By Dr Moses Lubinga
The AfCFTA is thus far the most ambitious initiative on the continent, with the AfCFTA agreement framework covering a wide spectrum of issues (including trade in goods and services, investment, intellectual property rights, and competition policy). The AfCFTA agreement states that tariffs on a number of products will be eliminated, and also address the non-tariff bottlenecks limiting intraAfrica trade, among other objectives. Following the attainment of a 22-country threshold of countries that have deposited their instruments of ratification with the Chair of the African Union Commission as per Article 23 of the agreement, the AfCFTA came into effect on 30 May 2019. Beyond the 22-country threshold, the AfCFTA will bring together 55 African countries with an estimated population of 1.2 billion. The high population presents great opportunities for the agricultural sector to produce more food while creating job opportunities, in a quest to address the food insecurity issue among many African states.

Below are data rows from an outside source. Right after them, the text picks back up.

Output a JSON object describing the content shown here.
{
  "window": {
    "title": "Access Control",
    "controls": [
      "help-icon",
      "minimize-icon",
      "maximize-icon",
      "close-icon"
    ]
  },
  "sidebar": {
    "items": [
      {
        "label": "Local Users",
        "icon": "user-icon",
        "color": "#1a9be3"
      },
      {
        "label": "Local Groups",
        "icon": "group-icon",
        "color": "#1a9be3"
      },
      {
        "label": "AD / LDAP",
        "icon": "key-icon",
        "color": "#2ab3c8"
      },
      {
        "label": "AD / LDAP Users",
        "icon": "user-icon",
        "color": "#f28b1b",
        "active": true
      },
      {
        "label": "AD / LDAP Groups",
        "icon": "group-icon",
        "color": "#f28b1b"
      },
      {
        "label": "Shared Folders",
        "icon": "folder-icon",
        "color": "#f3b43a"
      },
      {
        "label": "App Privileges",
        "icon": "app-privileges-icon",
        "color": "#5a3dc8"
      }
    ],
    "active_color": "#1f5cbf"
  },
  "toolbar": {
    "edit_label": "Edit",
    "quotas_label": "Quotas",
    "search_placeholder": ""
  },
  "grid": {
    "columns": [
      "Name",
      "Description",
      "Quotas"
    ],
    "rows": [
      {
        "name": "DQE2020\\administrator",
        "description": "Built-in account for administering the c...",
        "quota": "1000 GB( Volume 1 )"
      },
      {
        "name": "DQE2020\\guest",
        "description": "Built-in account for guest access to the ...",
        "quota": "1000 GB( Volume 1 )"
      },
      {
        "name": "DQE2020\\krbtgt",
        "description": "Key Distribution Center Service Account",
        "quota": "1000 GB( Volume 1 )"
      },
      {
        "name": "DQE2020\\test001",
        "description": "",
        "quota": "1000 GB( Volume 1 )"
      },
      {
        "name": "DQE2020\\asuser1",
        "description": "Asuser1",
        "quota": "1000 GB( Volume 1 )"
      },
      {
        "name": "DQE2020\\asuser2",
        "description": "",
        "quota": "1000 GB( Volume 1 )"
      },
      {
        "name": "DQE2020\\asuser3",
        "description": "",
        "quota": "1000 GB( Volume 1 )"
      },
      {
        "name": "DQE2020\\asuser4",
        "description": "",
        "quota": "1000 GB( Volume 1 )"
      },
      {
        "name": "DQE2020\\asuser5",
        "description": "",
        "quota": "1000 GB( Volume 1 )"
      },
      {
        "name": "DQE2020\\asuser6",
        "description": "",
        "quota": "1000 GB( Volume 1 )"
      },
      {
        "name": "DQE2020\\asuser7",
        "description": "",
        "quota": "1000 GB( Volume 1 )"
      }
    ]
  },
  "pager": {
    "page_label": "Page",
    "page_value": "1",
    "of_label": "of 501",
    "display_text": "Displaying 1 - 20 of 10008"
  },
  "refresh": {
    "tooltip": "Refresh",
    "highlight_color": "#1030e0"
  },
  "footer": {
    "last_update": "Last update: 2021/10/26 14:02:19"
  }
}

Intra-Africa agricultural trade overview
In 2018, intra-Africa agricultural trade accounted for only 20 % of all exports on the continent. Overall, South Africa, Kenya, Namibia, Mozambique and Botswana contributed the most towards intra-Africa trade, accounting for 17 %, 6 %, 6 %, 5 % and 5 % respectively of all agricultural exports. South Sudan, Central African Republic and Guinea-Bissau exported the least among the African states. With the exception of edible fruits and nuts (HS 08) and edible vegetables (HS 07), intra-Africa agricultural exports largely comprise of processed products, including cigarettes, sugar and palm oil. Africa’s intra- exports of tobacco products (HS 24) accounted for 72 % relative to tobacco imports in 2018 (See: Table 1). With reference to Africa’s tobacco exports to the world, intra-Africa exports assumed 50 %. On the other hand, the share of intra-Africa sugar (HS 17) exports to imports only accounted for 22 %. More than 57 % of Africa’s sugar products were exported within Africa as compared to the rest of the world. AfCFTA unfinished business Despite the fact that the 22-country threshold has been ratified, the AfCFTA still has some unfinished business – for instance, the sticky issues of tariff concessions and rules of origin remain ambiguous. Without a clear road map for tariff concessions, it is bound to make the implementation of the agreement ineffective, as countries will not be in a position to know how and when to adjust. Opportunities for South Africa’s agricultural sector

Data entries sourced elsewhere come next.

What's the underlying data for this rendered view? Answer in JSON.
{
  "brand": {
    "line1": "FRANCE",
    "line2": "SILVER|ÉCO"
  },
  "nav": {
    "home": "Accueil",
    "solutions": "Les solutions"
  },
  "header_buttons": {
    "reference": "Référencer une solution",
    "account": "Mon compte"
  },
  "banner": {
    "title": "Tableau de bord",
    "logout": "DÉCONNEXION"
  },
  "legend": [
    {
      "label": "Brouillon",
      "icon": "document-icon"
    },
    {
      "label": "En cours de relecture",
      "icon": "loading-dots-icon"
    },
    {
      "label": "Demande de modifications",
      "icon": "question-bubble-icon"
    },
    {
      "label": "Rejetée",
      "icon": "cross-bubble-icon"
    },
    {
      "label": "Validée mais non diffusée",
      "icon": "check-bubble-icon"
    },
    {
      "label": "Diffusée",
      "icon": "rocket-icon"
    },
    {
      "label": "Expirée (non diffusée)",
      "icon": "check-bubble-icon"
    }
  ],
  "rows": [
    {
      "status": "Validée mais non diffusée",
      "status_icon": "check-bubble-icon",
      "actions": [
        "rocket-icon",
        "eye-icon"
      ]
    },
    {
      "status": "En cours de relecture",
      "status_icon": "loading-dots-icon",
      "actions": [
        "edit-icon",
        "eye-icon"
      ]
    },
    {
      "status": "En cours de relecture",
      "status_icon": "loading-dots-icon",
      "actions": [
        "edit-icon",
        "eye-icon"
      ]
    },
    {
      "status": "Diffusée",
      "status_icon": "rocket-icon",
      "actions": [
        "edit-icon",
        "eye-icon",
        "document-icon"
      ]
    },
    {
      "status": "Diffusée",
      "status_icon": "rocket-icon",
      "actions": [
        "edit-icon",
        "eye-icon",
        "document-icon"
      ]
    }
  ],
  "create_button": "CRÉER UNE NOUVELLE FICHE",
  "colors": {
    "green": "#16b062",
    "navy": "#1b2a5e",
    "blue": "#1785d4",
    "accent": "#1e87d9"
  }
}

- South Africa is bound to largely benefit in the AfCFTA, given that it is the only African economy that is a significant destination market and also a source country for agricultural products. To a great extent, South Africa is the leading exporter of processed agricultural products and other African countries largely trade in primary and intermediate agricultural products which South Africa can process into higher value products, presenting an opportunity for South Africa.

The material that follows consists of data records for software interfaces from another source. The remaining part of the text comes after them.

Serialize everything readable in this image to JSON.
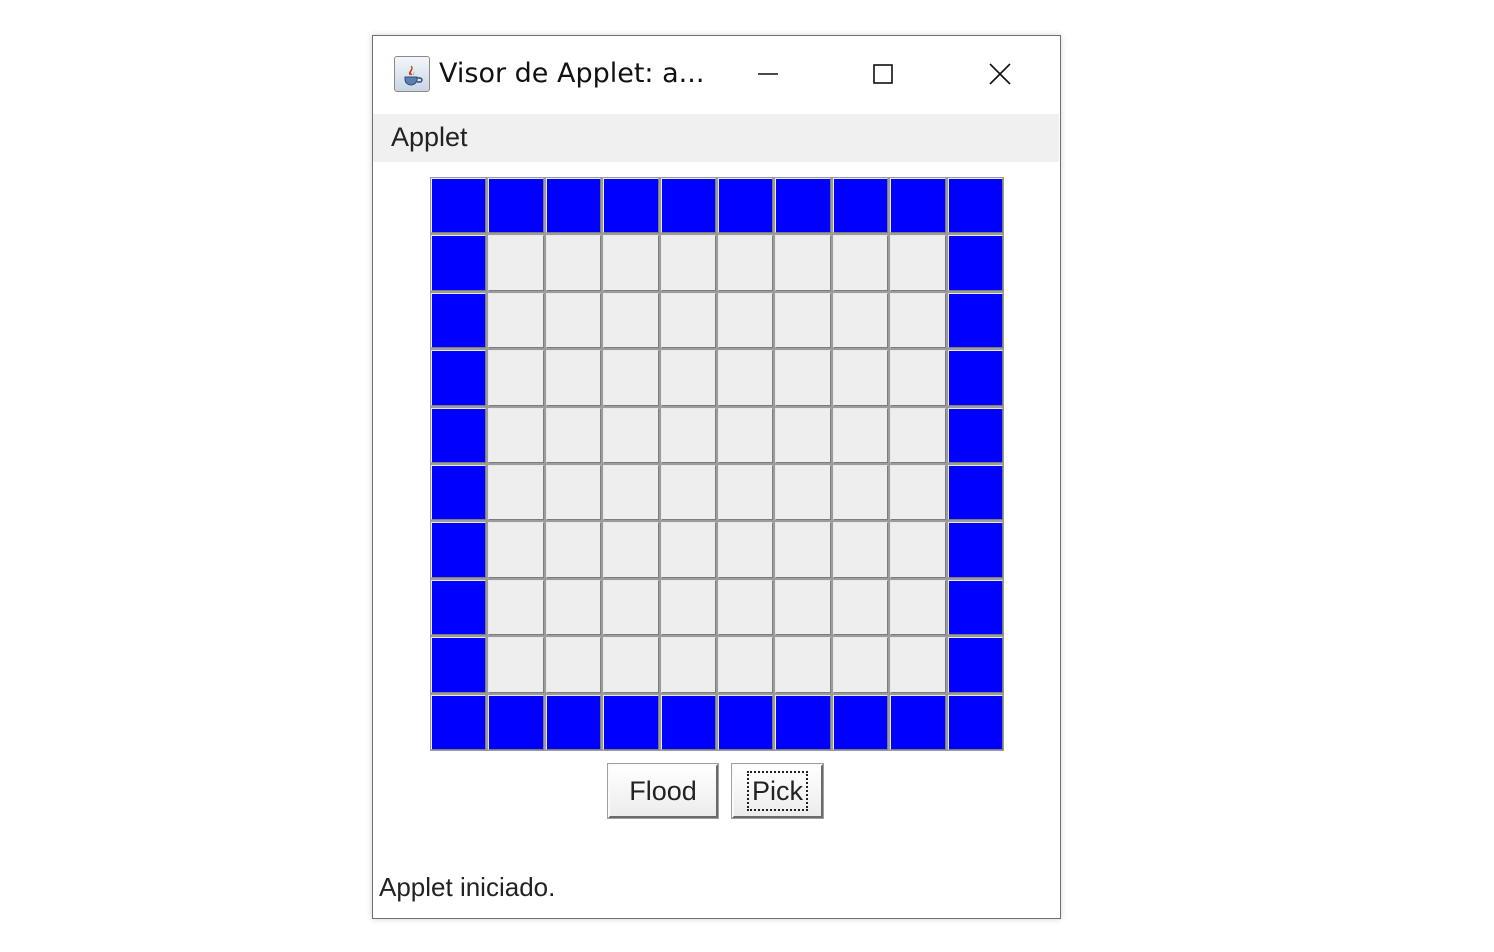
{
  "window": {
    "title": "Visor de Applet: a...",
    "icon": "java-cup-icon",
    "controls": {
      "minimize": "minimize-icon",
      "maximize": "maximize-icon",
      "close": "close-icon"
    }
  },
  "menubar": {
    "items": [
      "Applet"
    ]
  },
  "board": {
    "rows": 10,
    "cols": 10,
    "wall_color": "#0000ff",
    "empty_color": "#eeeeee",
    "cells": [
      "WWWWWWWWWW",
      "W........W",
      "W........W",
      "W........W",
      "W........W",
      "W........W",
      "W........W",
      "W........W",
      "W........W",
      "WWWWWWWWWW"
    ]
  },
  "buttons": {
    "flood": "Flood",
    "pick": "Pick",
    "focused": "pick"
  },
  "status": {
    "text": "Applet iniciado."
  }
}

- Assuming that there is greater market access across the continent due to the enactment of the AfCFTA agreement, there shall be an indirect enhancement of the more efficient use of natural resources, leading to increased production efficiency (IMF, 2016). Countries like South Africa are temperate, implying competitiveness in producing agricultural products that are not necessarily produced in tropical countries (the reverse is also true). This will enable countries to produce more of the agricultural products not produced by their trading partners on the continent.
- The establishment of the AfCFTA is anticipated to foster South Africa’s agribusiness sector by creating new regional markets for farmers, and enhancing agro-value chains and innovation while substituting imports from other continents/ regions.
- Successful reduction of tariff rates will be a step forward towards fostering South Africa’s agricultural products (e.g. sugar) and gaining market access into many African countries (e.g. Kenya),
hence boosting intra-Africa trade.
The AfCFTA is a most ambitious initiative on the continent to enhance intra-Africa trade and regional integration. Despite the existing ambiguity on tariff rate concessions and rules of origin enshrined within the AfCFTA agreement, a number of opportunities are foreseen to benefit South Africa’s agricultural sector following the enactment of the agreement. To get the best out of the AfCFTA, tariff reductions must be complemented with initiatives aimed at overcoming non-tariff-related trade barriers (e.g. improving services at customs points and clearance procedures). Furthermore, South Africa may need to use complementary structural reforms so as to ensure efficiency in the agricultural sector, particularly in competitive industries. There is also a need to establish means of identifying and monitoring how the major agriculture-related non-tariff barriers, such as the use of restrictive rules of origin, phytosanitary and phytosanitary measures,
will be implemented upon enactment of the AfCFTA agreement.